PROVIDED RECORDS.
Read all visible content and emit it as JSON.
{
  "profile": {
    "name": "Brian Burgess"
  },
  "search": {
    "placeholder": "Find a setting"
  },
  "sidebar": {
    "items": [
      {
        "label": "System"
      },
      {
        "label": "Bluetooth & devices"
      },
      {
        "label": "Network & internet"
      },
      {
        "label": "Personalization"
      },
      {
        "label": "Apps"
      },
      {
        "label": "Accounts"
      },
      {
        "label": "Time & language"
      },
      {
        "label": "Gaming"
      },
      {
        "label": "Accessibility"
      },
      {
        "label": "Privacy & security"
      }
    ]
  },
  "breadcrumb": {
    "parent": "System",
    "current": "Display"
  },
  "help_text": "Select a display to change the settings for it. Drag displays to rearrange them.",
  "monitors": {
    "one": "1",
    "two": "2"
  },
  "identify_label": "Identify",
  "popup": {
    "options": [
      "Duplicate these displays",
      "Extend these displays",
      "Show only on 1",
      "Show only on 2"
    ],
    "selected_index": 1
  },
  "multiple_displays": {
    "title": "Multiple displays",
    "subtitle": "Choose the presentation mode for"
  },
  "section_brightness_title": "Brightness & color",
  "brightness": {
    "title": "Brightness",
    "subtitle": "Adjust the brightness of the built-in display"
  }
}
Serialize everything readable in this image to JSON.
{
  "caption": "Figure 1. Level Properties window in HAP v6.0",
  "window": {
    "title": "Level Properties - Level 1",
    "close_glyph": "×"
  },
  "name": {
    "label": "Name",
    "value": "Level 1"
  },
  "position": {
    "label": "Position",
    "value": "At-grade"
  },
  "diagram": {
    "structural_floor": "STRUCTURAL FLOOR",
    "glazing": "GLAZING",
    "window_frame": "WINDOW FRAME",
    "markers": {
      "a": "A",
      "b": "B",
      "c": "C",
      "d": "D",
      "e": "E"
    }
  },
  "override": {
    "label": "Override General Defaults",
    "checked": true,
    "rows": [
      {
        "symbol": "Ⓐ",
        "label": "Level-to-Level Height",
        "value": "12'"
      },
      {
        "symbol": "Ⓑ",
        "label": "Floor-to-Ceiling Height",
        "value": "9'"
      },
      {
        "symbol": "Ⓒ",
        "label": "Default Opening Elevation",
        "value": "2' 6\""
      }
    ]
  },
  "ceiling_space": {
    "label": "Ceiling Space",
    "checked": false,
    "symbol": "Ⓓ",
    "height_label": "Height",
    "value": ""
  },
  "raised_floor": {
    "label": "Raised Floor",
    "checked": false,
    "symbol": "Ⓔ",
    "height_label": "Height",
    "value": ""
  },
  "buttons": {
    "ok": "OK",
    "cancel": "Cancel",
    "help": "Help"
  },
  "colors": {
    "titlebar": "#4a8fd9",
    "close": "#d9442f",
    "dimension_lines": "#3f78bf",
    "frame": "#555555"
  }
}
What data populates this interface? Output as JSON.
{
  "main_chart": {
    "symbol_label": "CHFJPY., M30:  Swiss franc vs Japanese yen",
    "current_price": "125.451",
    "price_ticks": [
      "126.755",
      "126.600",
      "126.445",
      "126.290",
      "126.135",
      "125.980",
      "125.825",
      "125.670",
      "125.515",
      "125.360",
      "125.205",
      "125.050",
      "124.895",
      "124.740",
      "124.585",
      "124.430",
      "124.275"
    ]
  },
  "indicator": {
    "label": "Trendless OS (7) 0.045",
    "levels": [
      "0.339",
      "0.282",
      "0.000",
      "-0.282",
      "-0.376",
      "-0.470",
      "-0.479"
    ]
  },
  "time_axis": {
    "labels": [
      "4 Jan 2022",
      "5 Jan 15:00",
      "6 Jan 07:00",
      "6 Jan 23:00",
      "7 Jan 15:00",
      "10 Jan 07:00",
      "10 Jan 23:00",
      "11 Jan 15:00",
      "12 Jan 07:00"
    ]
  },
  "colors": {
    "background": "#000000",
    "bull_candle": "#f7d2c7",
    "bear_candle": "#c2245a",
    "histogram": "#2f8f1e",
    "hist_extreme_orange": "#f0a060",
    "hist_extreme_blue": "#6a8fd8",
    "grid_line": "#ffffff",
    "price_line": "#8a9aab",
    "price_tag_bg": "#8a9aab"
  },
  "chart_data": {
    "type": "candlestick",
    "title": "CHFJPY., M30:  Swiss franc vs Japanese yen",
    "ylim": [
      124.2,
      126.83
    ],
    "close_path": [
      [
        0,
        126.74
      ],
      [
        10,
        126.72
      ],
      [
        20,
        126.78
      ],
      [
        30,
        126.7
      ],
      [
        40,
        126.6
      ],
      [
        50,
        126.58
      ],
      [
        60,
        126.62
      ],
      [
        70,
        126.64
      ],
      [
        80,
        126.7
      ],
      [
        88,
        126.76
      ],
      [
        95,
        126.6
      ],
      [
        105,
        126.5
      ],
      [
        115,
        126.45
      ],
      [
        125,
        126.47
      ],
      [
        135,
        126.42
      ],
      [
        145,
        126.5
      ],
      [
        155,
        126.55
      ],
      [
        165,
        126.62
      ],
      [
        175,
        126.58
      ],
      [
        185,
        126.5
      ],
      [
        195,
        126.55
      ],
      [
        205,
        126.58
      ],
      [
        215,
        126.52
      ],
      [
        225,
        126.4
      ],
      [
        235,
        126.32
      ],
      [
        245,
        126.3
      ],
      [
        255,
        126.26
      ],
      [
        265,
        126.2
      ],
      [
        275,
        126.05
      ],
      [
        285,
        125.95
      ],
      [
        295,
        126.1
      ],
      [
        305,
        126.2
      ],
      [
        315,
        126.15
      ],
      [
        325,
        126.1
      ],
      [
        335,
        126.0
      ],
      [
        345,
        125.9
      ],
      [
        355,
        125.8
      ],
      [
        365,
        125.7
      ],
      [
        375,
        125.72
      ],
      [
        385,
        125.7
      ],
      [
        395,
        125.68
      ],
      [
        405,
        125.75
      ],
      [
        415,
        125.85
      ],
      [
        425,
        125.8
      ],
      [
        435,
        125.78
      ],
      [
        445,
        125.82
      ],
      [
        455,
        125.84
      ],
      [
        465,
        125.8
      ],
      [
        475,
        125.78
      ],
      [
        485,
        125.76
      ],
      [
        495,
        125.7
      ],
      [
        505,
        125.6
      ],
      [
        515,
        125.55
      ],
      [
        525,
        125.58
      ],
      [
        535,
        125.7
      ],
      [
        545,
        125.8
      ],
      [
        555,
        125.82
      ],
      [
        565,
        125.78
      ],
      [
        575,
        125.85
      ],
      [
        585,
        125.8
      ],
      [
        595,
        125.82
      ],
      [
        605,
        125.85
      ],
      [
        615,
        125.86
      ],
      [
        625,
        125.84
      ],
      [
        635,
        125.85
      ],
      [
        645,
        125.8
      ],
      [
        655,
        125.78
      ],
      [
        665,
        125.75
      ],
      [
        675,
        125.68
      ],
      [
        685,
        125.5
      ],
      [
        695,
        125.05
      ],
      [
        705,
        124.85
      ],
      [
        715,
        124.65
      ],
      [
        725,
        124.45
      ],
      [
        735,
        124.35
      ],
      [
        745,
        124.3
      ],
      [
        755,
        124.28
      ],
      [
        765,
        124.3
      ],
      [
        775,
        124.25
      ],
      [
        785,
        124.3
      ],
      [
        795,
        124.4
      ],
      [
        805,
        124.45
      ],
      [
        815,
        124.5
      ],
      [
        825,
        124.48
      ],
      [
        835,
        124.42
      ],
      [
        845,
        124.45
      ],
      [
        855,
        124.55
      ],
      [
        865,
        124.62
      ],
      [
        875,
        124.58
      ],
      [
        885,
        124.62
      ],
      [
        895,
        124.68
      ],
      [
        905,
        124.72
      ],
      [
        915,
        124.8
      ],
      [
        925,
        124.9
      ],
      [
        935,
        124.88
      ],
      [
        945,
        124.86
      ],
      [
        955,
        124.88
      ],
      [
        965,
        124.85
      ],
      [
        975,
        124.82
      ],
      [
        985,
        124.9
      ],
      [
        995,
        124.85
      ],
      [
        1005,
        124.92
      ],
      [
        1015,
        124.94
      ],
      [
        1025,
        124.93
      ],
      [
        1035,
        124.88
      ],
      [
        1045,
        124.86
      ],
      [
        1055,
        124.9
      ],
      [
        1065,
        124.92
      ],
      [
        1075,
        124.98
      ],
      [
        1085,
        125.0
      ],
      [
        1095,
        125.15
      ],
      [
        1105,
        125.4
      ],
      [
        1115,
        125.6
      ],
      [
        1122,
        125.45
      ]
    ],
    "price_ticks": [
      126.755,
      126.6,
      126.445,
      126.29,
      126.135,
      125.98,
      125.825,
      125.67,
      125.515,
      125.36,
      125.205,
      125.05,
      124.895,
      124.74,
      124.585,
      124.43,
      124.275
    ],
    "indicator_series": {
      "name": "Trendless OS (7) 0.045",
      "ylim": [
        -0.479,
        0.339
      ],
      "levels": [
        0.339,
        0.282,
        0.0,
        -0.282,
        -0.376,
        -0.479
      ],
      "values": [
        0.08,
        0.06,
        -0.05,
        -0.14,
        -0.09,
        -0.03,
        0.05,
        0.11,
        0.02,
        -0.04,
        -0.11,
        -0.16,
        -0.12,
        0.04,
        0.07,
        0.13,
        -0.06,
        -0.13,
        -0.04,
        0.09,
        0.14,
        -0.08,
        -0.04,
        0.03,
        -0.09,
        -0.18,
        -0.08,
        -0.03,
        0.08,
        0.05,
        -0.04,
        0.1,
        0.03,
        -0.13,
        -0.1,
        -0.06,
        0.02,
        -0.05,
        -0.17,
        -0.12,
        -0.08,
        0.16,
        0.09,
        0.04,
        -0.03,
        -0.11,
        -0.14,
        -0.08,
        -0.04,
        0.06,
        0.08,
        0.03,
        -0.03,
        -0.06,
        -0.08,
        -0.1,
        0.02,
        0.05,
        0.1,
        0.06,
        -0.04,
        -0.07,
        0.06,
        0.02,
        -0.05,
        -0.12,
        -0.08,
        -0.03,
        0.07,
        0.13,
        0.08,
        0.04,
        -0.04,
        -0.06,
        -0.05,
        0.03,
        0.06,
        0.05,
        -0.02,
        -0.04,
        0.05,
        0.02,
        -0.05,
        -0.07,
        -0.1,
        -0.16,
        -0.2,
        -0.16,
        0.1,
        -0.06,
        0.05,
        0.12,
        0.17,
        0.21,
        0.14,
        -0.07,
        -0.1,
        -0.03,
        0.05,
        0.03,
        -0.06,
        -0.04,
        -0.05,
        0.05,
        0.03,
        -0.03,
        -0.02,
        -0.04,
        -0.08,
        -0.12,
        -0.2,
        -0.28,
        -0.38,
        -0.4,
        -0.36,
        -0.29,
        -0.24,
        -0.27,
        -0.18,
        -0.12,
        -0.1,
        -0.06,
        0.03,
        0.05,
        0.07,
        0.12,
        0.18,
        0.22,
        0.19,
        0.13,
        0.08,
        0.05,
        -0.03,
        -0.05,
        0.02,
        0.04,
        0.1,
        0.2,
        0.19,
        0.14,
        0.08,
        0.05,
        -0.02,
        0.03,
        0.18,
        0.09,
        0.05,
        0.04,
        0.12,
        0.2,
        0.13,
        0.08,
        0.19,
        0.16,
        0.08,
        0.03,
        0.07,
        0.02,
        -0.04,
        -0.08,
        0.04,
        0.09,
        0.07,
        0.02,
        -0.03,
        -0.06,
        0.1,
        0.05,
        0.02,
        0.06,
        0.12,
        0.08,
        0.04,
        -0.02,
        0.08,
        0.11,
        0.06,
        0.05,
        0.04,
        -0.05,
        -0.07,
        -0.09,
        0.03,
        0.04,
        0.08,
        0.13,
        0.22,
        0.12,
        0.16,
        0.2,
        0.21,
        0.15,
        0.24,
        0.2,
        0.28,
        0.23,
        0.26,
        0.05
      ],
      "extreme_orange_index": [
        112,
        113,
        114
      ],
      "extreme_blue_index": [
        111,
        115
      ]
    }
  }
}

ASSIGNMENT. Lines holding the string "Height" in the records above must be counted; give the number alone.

REPLY TO THE TASK. 4